WORK ITEM: Look through the data below and show every line that includes "label".

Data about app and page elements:
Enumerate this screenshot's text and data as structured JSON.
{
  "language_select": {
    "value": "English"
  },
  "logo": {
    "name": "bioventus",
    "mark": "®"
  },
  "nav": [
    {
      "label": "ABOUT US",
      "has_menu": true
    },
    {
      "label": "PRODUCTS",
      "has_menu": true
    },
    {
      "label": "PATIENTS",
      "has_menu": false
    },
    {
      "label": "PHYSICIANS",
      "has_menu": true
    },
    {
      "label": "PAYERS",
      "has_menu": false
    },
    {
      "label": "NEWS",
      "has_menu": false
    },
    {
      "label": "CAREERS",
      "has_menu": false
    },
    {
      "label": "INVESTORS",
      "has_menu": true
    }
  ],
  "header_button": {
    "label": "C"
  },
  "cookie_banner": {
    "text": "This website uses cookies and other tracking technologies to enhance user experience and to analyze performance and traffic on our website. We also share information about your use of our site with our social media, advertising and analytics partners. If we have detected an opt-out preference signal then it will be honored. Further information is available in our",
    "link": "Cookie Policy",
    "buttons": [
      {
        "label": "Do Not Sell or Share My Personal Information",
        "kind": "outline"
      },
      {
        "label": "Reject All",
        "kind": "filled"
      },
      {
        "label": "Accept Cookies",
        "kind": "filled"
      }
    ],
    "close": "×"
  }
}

TASK ANSWER:
      "label": "ABOUT US",
      "label": "PRODUCTS",
      "label": "PATIENTS",
      "label": "PHYSICIANS",
      "label": "PAYERS",
      "label": "NEWS",
      "label": "CAREERS",
      "label": "INVESTORS",
    "label": "C"
        "label": "Do Not Sell or Share My Personal Information",
        "label": "Reject All",
        "label": "Accept Cookies",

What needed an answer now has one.